Some things really are easier to sort out in a meeting. Knowing what the purpose is helps everyone decide if that’s the case for the specific thing. Also, having a clear agenda makes it easier to limit the time and energy you spend in the meeting, helps everyone prepare better, and so on.
Similarly with the decision about whether the meeting is a phone call, a video call, or in person. If someone needs a quick meeting to discuss something and make a decision and you were not planning on being on campus that day, the time and energy required to get to campus for the meeting is significant. Could you just have a phone call? Could you do the meeting on Teams or Zoom? If everyone else will be meeting in person, could you join by phone/Teams/Zoom?

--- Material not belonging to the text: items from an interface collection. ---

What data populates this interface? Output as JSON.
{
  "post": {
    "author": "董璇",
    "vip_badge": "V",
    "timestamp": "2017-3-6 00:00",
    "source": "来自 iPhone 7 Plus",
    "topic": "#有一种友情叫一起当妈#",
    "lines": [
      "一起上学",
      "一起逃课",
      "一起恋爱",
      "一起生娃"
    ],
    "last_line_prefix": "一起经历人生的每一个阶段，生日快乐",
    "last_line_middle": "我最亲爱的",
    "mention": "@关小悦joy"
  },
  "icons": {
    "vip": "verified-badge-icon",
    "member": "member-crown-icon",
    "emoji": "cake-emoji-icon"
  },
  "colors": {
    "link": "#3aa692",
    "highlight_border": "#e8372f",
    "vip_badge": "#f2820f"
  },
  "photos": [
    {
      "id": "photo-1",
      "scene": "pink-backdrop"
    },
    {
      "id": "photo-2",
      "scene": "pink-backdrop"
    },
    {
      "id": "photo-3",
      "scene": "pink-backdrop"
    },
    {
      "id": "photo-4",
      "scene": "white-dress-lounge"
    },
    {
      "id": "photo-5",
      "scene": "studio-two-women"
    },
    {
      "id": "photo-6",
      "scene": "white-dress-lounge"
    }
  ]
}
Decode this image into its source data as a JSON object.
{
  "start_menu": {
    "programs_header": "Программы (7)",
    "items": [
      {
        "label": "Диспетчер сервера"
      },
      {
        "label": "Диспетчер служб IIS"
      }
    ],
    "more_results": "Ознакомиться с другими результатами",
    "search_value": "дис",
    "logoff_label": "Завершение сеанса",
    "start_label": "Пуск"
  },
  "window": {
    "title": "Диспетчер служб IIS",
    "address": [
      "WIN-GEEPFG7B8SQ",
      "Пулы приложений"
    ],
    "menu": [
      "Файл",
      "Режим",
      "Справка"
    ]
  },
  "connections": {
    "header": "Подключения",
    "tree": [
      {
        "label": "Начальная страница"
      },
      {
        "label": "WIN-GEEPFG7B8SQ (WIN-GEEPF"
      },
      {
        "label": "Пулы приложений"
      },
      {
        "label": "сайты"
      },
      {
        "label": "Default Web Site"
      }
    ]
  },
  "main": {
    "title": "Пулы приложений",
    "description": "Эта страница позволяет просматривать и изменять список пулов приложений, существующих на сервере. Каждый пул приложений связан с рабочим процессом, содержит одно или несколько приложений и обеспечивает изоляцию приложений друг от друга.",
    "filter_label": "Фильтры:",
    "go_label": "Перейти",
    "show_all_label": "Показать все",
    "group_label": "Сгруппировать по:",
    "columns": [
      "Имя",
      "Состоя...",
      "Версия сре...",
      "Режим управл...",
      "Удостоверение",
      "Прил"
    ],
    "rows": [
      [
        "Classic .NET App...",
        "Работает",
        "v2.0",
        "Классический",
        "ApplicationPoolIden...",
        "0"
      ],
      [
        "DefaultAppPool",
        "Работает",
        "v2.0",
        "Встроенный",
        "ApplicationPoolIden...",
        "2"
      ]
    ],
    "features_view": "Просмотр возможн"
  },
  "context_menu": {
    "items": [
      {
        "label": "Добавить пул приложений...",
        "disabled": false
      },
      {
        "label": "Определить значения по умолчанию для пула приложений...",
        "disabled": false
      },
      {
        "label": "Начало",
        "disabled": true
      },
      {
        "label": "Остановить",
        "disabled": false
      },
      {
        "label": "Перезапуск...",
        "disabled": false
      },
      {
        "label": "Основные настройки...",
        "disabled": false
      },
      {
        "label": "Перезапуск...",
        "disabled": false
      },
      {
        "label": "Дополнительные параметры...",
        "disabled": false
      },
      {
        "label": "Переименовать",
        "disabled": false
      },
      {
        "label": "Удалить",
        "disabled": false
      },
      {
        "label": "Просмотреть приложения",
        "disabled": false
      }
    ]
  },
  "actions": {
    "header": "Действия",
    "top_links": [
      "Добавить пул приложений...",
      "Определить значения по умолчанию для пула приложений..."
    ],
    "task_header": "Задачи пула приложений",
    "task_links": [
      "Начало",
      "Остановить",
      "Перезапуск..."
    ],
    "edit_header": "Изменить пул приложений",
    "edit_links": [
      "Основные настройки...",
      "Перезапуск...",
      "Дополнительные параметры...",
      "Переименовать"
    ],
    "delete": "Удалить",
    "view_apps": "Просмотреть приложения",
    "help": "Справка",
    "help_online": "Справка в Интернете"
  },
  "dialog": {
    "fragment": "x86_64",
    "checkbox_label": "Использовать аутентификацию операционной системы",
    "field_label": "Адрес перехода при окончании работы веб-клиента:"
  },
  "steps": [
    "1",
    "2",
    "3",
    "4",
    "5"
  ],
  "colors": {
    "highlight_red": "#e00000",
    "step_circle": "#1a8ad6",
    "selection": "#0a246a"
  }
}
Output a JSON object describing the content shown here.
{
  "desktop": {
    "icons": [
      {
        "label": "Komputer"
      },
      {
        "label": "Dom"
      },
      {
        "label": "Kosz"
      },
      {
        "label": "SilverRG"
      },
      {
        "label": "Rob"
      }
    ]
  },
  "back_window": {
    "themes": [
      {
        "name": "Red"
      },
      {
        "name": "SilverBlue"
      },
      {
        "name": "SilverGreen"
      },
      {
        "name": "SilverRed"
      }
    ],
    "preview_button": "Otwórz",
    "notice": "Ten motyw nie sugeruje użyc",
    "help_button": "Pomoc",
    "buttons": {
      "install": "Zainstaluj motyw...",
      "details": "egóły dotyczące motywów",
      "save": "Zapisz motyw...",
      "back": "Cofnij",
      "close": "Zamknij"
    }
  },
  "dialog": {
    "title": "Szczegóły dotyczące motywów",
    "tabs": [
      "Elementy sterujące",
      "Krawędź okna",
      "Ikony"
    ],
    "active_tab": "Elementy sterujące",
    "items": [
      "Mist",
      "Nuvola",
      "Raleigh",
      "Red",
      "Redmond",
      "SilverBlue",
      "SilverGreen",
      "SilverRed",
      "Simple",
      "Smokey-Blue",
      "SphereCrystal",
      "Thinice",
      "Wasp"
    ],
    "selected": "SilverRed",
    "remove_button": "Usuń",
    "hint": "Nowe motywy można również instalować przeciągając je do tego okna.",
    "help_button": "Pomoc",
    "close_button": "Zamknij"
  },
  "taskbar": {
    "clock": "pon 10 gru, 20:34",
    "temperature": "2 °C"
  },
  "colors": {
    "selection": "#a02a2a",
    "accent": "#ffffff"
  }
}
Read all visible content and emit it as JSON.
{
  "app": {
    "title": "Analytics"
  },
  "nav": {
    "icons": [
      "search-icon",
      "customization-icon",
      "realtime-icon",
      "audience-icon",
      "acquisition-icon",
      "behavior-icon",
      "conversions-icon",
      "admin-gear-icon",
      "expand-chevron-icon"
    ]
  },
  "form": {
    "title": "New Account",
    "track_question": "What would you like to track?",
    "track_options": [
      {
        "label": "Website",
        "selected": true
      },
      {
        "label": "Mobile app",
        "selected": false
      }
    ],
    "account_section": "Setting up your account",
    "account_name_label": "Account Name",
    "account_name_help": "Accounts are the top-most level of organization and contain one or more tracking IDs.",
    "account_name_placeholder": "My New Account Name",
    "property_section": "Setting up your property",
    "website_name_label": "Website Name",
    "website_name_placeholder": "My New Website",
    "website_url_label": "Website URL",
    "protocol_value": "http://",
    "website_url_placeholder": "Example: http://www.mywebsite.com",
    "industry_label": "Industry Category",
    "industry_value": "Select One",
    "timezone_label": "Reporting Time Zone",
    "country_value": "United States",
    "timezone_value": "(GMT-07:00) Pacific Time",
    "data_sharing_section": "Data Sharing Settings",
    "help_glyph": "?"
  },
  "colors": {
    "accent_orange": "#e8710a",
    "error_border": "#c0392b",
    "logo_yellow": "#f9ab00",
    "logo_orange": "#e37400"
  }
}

These are all legitimate questions.
In general, extreme introverts are probably always going to want as little in person or synchronous interaction as possible. Extroverts are going to want more interaction, and more of it in person, even if they are not keen on unnecessary meetings either.
What are your default assumptions?
One of my Guide for the Journey clients realized that she was making a default assumption that meetings need to be an hour. She wondered if that was always necessary and decided to experiment with assuming meetings would be 30 minutes unless there was a good reason for them to go longer. Initially that might only apply to those meetings she organises. I tweeted about that in a general way and one of my followers said that not only does she already do this but she sets the default for student meetings to 15 minutes and finds it works well. You can set the defaults in the digital tools you use to organize meetings to support your big decisions and remind you of them.
Are you assuming that you need to schedule a meeting as soon as possible? Is that true? Can you schedule this for next week rather than rearranging your plan for this week? Can you require MA and PhD students to book their supervision appointments by at least the Friday before the meeting? If you need to read a draft chapter, can you require longer lead time? Is the project the meeting is about a priority at all?
Other posts in this series:
- Managing the energy you use to make decisions
- Making Decisions: planning & scheduling
- Decision making: peer review
I’ve also started a series of posts about meetings, focused on the frustrations so many people report.
How do you think about meetings when you plan your day/week/month? (audio available)
Are meetings really a waste of time? (audio available)